  3. Drag Injected.js and Global.html into your extension folder.

  4. Click Extension Global Page in Extension Builder and choose Global.html.

  5. Click New Script in End Scripts and choose Injected.js.

  6. Set the Extension Website Access level to All.

  7. Click Install.

Listing 14-1  Injected.js

var initialVal=1;
var calculatedVal=0 ;
function doBigCalc(theData) {"calcThis",theData);
function getAnswer(theMessageEvent) {
    if ( === "theAnswer") {
safari.self.addEventListener("message", getAnswer, false);

Listing 14-2  Global.html

<title>global HTML page</title>
<script type="text/javascript">
function bigCalc(startVal, event) {
    // imagine hundreds of lines of code here...
    var endVal = startVal + 2;
    // return to sender"theAnswer", endVal);
function respondToMessage(theMessageEvent) {
    if( === "calcThis") {
        var startVal=theMessageEvent.message;
        bigCalc(startVal, theMessageEvent);

In Listing 14-1, the final value of the calculation is logged to the webpage console. To see the log entry, choose Show Web Inspector in the Develop menu.

For an example that shows how to pass messages to a script from an extension bar, see Message-Passing Example.

Blocking Unwanted Content

Safari (and other WebKit-based browsers) generates a "beforeload" event before loading each subresource belonging to a webpage. The "beforeload" event is generated before loading every script, iframe, image, or style sheet specified in the webpage, for example.

To block content, your script must be run as a Start Script, so that it executes before the content is displayed.

If your script responds to a "beforeload" event by calling event.preventDefault(), the pending subresource is not loaded. This is a useful technique for blocking ads, as shown in Listing 14-3.

Listing 14-3  Blocking content

function blockAds() {
    var itsAnAd = event.url.match(/;
    if (itsAnAd) {
document.addEventListener("beforeload", blockAds, true);

Blocking unwanted content can require a fair amount of code or a large table of data (or both) to filter all unwanted content accurately. You should put large blocks of code or data in your global page, so they are loaded only once, not in a script that loads before every webpage.

This creates a problem. You can put the code in your global page and call it by passing a message, but dispatchMessage() is an asynchronous function call. You need to delay the resource load until you know whether to allow it.

To solve this problem, use the canLoad() function, which returns data and operates synchronously:

var myReply =, myMessageData);

This dispatches a message event synchronously. You pass the "beforeload" event and any message data. The name of the message is always "canLoad". The message data can be anything you like, but probably includes the URL of the resource in question.

A listener function in your global page (or an extension bar) sees the "canLoad" message, determines whether the resource should be blocked, and sets event.message to a reply that tells your injected script what to do. The reply can be a string, an object, or anything that can be passed as message data.

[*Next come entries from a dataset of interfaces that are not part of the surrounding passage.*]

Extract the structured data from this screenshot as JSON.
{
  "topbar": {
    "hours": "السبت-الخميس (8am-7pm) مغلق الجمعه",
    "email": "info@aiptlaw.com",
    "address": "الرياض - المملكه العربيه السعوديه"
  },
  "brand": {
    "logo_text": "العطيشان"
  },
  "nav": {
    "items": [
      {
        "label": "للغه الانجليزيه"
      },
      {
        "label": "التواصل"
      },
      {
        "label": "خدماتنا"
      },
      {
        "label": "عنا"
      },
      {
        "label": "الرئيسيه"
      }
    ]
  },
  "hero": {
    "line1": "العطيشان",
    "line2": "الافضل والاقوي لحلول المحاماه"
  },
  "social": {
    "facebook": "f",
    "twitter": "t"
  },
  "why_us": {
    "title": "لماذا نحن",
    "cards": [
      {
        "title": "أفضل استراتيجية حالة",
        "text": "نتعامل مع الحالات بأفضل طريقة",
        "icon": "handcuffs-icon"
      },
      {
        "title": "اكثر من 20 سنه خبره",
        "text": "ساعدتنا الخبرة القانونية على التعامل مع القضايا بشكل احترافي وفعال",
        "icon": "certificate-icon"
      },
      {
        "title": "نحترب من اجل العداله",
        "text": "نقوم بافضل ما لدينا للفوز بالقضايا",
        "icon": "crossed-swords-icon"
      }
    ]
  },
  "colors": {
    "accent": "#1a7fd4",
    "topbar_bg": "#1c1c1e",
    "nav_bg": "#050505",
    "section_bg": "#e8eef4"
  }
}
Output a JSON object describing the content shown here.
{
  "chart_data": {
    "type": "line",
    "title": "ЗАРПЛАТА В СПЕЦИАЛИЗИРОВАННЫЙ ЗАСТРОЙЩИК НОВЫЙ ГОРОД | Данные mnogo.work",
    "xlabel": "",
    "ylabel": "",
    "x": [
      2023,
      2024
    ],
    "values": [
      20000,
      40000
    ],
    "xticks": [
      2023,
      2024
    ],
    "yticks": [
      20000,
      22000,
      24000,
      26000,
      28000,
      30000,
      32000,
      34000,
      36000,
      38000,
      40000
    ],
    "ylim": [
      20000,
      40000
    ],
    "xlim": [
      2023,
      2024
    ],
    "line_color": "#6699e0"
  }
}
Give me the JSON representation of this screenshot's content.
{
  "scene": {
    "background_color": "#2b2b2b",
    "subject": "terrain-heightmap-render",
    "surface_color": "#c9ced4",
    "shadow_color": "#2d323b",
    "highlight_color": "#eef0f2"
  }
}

You need to register a listener function for the "beforeload" event in your injected script and call canLoad() from the listener function, so it all takes place before the resource loads. To block a resource from loading, call event.preventDefault() from the listener function as well.

The following example listens for the "beforeload" event in an injected script and passes the resource URL to the global page in canLoad(). The listener function in the global page compares the URL to a list of domains to exclude, and sets the message returned to "allow" or "block". The listener function in the injected script waits for the returned value, then conditionally prevents the load.

This part goes in your injected Start Script:

function isItOkay() {
    var myMessageData = event.url;
    var theAnswer =, myMessageData);
    if (theAnswer == "block") {
document.addEventListener("beforeload", isItOkay, true);

This part goes in your global HTML page:

function blockOrAllow(event) {
    if ( === "canLoad") {
        var itsAnAd = event.message.match(/;
        if (itsAnAd) {
            event.message = "block";
        else {
            event.message = "allow";
safari.application.addEventListener("message", blockOrAllow, true);